  • Now again there are two ways to get a team details — /teams/1 and /orgs/1234/teams/1. So to create a team, clients can now call POST /teams/1 with body org_id=1 or call POST /orgs/1234/teams. Again more permutations on Paths
RESTful Resources can have relationships.
But every relationship doesn’t need to be nested.

The way people view and consume data is different from relationships between the data. e.g. In Reddit — Every Post must belong to a User, so it might seem like /users/1/posts could be a good idea. But end clients who consume the service aren’t going to care about the users, they only care about getting /posts.

TL;DR — Treat all resources as First-class Top-level resources, unless you are 100% sure that they will never ever become one (e.g. multi-tenant applications). After quite some time of working with REST, I can safely say this works best. At the very least, make sure that any URL has no more than one ID in the Path Parameters.

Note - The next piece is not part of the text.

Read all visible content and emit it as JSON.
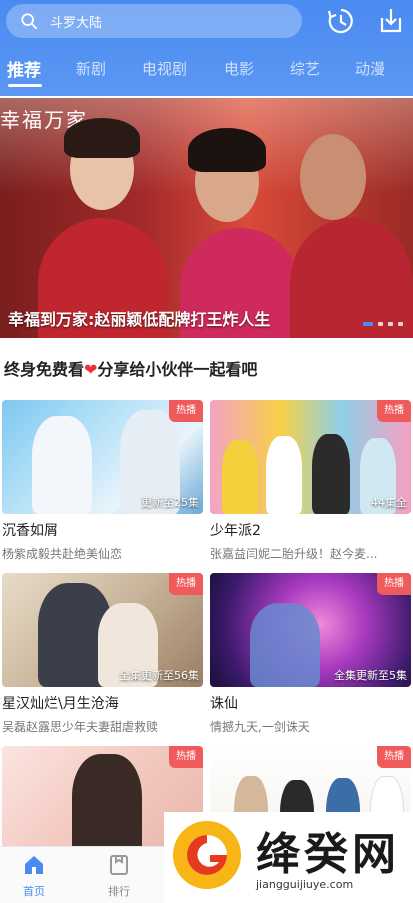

This deserves a separate specification called NESTful URLs.


Suffixing all JSON endpoints as .json. There is a lurking namespace problem here. Most REST/MVC frameworks have namespaced Controllers with relative paths.

@Path("/items")      => everything under /items

@GET("/") => /items/
list() { ... }

@GET("/:id") => /items/1234
get() { ... }

The anomalous .json extension interferes with this in two ways:

@Path("/items.json") # duh
@GET("/:id") # oops! /items.json/1234

@GET("/.json") # oops! /items/.json

TL;DRUse HTTP Accepts header. Default extensions mess up with framework path namespacing features.